Biwako Ferris-Wheel

Japan’s Haikyo Highlights the Beauty of Decay
There’s just something about abandoned buildings that ignites an adventurous spirit. Perhaps it’s that inherent bit of danger, as abandoned structures are almost always unsafe to a degree. Or maybe it’s the thrill of trespassing that entices others. For me personally, I think there’s just something incredibly poignant about crumbling infrastructures—an otherworldly merging of beauty and decay. It’s also a reminder of temporal limitations, not just for human beings, but for society at large. And there’s something absolutely triumphant about the way Nature reclaims her territory.

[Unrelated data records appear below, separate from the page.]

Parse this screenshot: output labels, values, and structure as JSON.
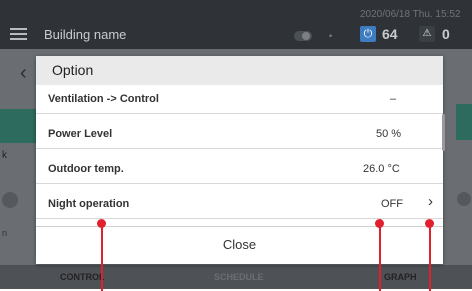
{
  "header": {
    "building_name": "Building name",
    "datetime": "2020/06/18 Thu. 15:52",
    "power_icon": "⏻",
    "power_count": "64",
    "warning_icon": "⚠",
    "warning_count": "0"
  },
  "background": {
    "left_label_k": "k",
    "left_label_n": "n"
  },
  "dialog": {
    "title": "Option",
    "rows": [
      {
        "label": "Ventilation -> Control",
        "value": "–"
      },
      {
        "label": "Power Level",
        "value": "50 %"
      },
      {
        "label": "Outdoor temp.",
        "value": "26.0 °C"
      },
      {
        "label": "Night operation",
        "value": "OFF"
      }
    ],
    "close_label": "Close"
  },
  "tabs": {
    "control": "CONTROL",
    "schedule": "SCHEDULE",
    "graph": "GRAPH"
  },
  "colors": {
    "accent_blue": "#3d7dbf",
    "teal": "#2c6b5d",
    "marker_red": "#e0212d"
  }
}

There’s a sizable subculture of dedicated to exploring and documenting these disintegrating behemoths; practitioners are often dubbed “Urban Explorers” or fans of “Ruin Porn”. In Japan, however, the word that describes these abandoned buildings is synonymous with the practice of infiltration: Haikyo (廃墟) literally translates to “ruins” but it’s also the verb that describes exploring these areas. The implication is that these remnants of dying culture are meant to be appreciated, experienced, and documented for future generations.

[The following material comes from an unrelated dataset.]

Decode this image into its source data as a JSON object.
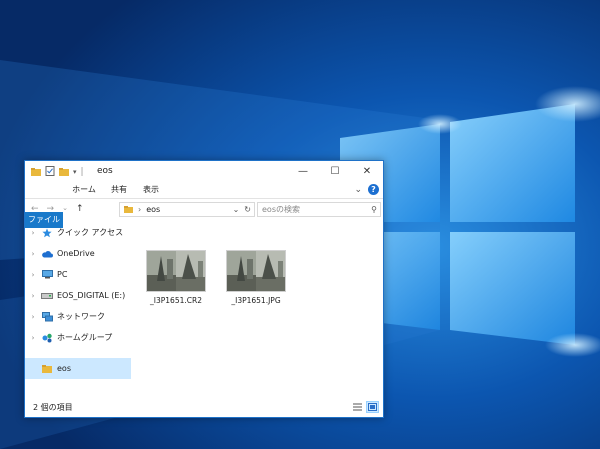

Jordy Meow is one of the world’s premier “Haikoyists” and the curator of Haikyo.org, where those interested in this fascinating subculture can peruse thousands of captivating photos. You can enjoy Meow’s work at your leisure, HERE: Haikyo.org. Fans of all things beautiful and macabre will definitely be impressed!
Follow me on Twitter @josh_millican.

haikyo-header

the-temple-of-lies